◆ Work item ◆
Give back the data below exactly as it was given.

Items from an interface collection
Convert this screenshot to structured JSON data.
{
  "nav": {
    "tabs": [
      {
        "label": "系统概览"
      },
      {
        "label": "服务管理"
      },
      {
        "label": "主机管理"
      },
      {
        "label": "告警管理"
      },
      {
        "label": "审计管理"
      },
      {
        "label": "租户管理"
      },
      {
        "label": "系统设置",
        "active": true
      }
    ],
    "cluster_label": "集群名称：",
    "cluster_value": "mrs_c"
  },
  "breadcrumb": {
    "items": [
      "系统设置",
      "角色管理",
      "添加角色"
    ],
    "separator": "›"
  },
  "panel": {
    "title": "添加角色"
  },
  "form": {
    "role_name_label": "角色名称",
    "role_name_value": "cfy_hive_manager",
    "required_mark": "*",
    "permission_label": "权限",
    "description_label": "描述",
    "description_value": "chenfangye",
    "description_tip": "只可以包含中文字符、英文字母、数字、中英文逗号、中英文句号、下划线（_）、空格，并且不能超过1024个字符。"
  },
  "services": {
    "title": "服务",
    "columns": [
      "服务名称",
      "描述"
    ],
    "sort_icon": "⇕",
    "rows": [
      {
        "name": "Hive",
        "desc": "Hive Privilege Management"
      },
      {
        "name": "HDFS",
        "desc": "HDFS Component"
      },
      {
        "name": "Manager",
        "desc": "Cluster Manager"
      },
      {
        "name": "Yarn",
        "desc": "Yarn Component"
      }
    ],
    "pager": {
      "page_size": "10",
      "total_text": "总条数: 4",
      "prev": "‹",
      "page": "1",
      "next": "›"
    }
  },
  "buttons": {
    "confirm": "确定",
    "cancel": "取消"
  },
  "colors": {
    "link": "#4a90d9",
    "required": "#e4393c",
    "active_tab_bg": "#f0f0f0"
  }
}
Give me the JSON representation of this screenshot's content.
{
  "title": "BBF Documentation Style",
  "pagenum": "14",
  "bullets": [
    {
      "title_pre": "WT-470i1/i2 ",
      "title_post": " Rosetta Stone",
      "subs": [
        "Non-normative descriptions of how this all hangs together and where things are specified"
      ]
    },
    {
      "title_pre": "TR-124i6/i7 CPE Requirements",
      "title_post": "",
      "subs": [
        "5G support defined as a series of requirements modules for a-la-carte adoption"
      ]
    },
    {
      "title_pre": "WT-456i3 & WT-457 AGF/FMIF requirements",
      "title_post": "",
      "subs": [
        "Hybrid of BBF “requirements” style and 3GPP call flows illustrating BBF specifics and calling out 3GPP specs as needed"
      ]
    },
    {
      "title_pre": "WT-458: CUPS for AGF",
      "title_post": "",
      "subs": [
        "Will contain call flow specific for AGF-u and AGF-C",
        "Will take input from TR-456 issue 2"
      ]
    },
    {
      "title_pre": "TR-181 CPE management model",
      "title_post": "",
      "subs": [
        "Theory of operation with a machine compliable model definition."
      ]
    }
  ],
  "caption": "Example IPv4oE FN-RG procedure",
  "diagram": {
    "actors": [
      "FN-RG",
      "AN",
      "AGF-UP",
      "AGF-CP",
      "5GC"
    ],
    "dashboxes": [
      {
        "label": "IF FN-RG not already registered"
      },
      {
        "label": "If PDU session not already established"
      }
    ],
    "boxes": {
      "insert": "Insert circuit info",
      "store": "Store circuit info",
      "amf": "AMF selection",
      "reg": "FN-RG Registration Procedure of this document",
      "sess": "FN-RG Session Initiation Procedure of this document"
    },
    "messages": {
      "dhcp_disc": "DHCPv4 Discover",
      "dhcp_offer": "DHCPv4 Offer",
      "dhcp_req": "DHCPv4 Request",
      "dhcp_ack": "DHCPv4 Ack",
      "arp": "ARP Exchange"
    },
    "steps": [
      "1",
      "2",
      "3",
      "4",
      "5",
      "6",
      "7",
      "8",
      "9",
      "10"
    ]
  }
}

◆ Result of this task ◆
Convert this screenshot to structured JSON data.
{
  "nav": {
    "tabs": [
      {
        "label": "系统概览"
      },
      {
        "label": "服务管理"
      },
      {
        "label": "主机管理"
      },
      {
        "label": "告警管理"
      },
      {
        "label": "审计管理"
      },
      {
        "label": "租户管理"
      },
      {
        "label": "系统设置",
        "active": true
      }
    ],
    "cluster_label": "集群名称：",
    "cluster_value": "mrs_c"
  },
  "breadcrumb": {
    "items": [
      "系统设置",
      "角色管理",
      "添加角色"
    ],
    "separator": "›"
  },
  "panel": {
    "title": "添加角色"
  },
  "form": {
    "role_name_label": "角色名称",
    "role_name_value": "cfy_hive_manager",
    "required_mark": "*",
    "permission_label": "权限",
    "description_label": "描述",
    "description_value": "chenfangye",
    "description_tip": "只可以包含中文字符、英文字母、数字、中英文逗号、中英文句号、下划线（_）、空格，并且不能超过1024个字符。"
  },
  "services": {
    "title": "服务",
    "columns": [
      "服务名称",
      "描述"
    ],
    "sort_icon": "⇕",
    "rows": [
      {
        "name": "Hive",
        "desc": "Hive Privilege Management"
      },
      {
        "name": "HDFS",
        "desc": "HDFS Component"
      },
      {
        "name": "Manager",
        "desc": "Cluster Manager"
      },
      {
        "name": "Yarn",
        "desc": "Yarn Component"
      }
    ],
    "pager": {
      "page_size": "10",
      "total_text": "总条数: 4",
      "prev": "‹",
      "page": "1",
      "next": "›"
    }
  },
  "buttons": {
    "confirm": "确定",
    "cancel": "取消"
  },
  "colors": {
    "link": "#4a90d9",
    "required": "#e4393c",
    "active_tab_bg": "#f0f0f0"
  }
}
Give me the JSON representation of this screenshot's content.
{
  "title": "BBF Documentation Style",
  "pagenum": "14",
  "bullets": [
    {
      "title_pre": "WT-470i1/i2 ",
      "title_post": " Rosetta Stone",
      "subs": [
        "Non-normative descriptions of how this all hangs together and where things are specified"
      ]
    },
    {
      "title_pre": "TR-124i6/i7 CPE Requirements",
      "title_post": "",
      "subs": [
        "5G support defined as a series of requirements modules for a-la-carte adoption"
      ]
    },
    {
      "title_pre": "WT-456i3 & WT-457 AGF/FMIF requirements",
      "title_post": "",
      "subs": [
        "Hybrid of BBF “requirements” style and 3GPP call flows illustrating BBF specifics and calling out 3GPP specs as needed"
      ]
    },
    {
      "title_pre": "WT-458: CUPS for AGF",
      "title_post": "",
      "subs": [
        "Will contain call flow specific for AGF-u and AGF-C",
        "Will take input from TR-456 issue 2"
      ]
    },
    {
      "title_pre": "TR-181 CPE management model",
      "title_post": "",
      "subs": [
        "Theory of operation with a machine compliable model definition."
      ]
    }
  ],
  "caption": "Example IPv4oE FN-RG procedure",
  "diagram": {
    "actors": [
      "FN-RG",
      "AN",
      "AGF-UP",
      "AGF-CP",
      "5GC"
    ],
    "dashboxes": [
      {
        "label": "IF FN-RG not already registered"
      },
      {
        "label": "If PDU session not already established"
      }
    ],
    "boxes": {
      "insert": "Insert circuit info",
      "store": "Store circuit info",
      "amf": "AMF selection",
      "reg": "FN-RG Registration Procedure of this document",
      "sess": "FN-RG Session Initiation Procedure of this document"
    },
    "messages": {
      "dhcp_disc": "DHCPv4 Discover",
      "dhcp_offer": "DHCPv4 Offer",
      "dhcp_req": "DHCPv4 Request",
      "dhcp_ack": "DHCPv4 Ack",
      "arp": "ARP Exchange"
    },
    "steps": [
      "1",
      "2",
      "3",
      "4",
      "5",
      "6",
      "7",
      "8",
      "9",
      "10"
    ]
  }
}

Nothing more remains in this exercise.